Steve Case, the billionaire founder of AOL who sits on President Obama's Council on Jobs and Competitiveness and runs a venture capital firm called revolution, has visited with president Obama on this issue, and is an activist in support of comprehensive immigration reform that would both allow more high-skilled immigrants to the country, and create a path to citizenship for millions of undocumented residents -- especially if they choose to earn a STEM degree.

Case recently testified before the Senate Judiciary Committee in support of comprehensive immigration reform, saying, "While my main focus is on talent, I also believe we need to work together to create a dignified path to citizenship for the 11 million undocumented workers currently in the country, strengthen border security, and crack down on employers who knowingly hire illegal workers."

Case's testimony sums it up nicely:

"History teaches us that the most open and inclusive societies tend to be the most successful: Spain in the early 1400s pioneering navigation and global trade; Italy in the 1500s advancing science and learning. But no country has benefited more from immigration than the United States. We began as a startup founded by immigrant settlers who left a difficult situation to build a better life. What distinguishes us is that we have always been a magnet for risk-taking men and women from across the world hoping to start businesses, innovate, and contribute. That is part of our DNA. It is why in the 20th century we created more wealth, opportunity, and economic growth than any other nation.

We will be closely watching the gang of 8 for a framework leading to legislation this congressional session.

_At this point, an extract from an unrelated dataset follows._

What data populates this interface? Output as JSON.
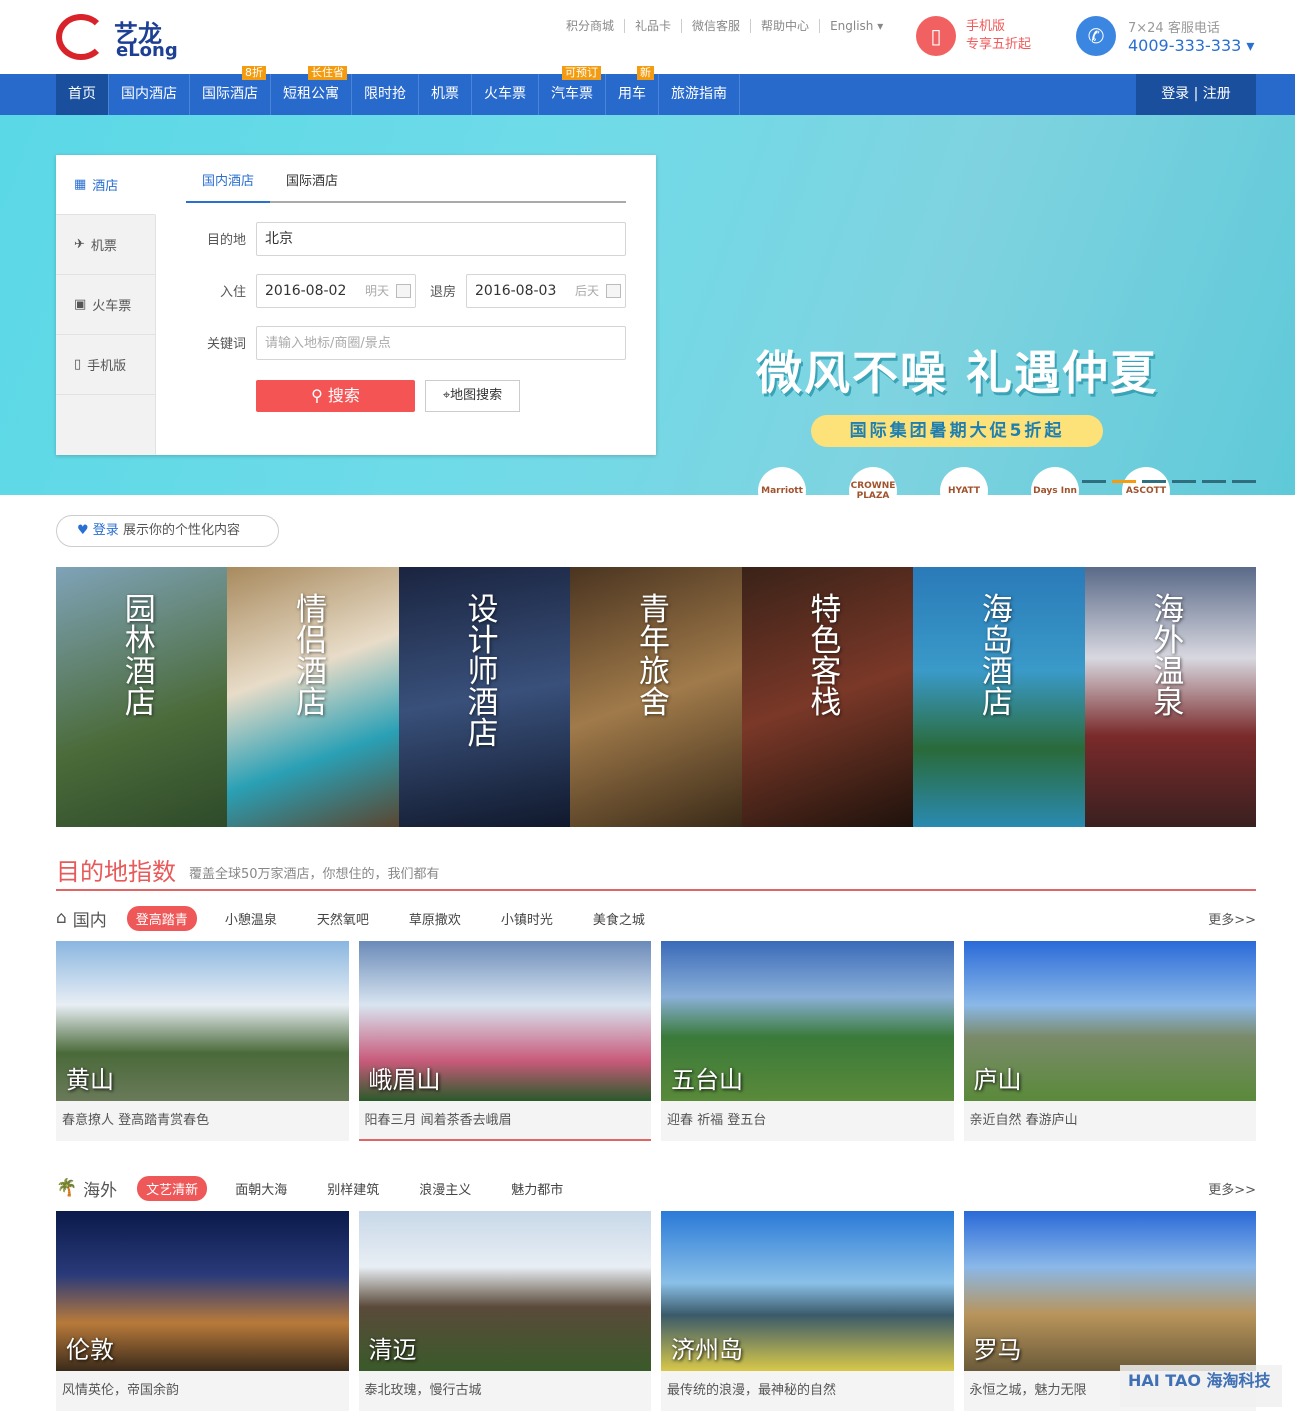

While advocates have been at this stage several times, perhaps the new political realities, and a vocal business community will make the difference in negotiating successful compromise legislation.

Jason A. Llorenz, Esq. Is Senior Fellow, LIN@R at Rutgers University School of Communication and Information Studies; he is also Director of Innovation Policy for LIN@R. Follow him on Twitter @llorenzesq and follow LIN@R technology tweets @LINAR_technolog.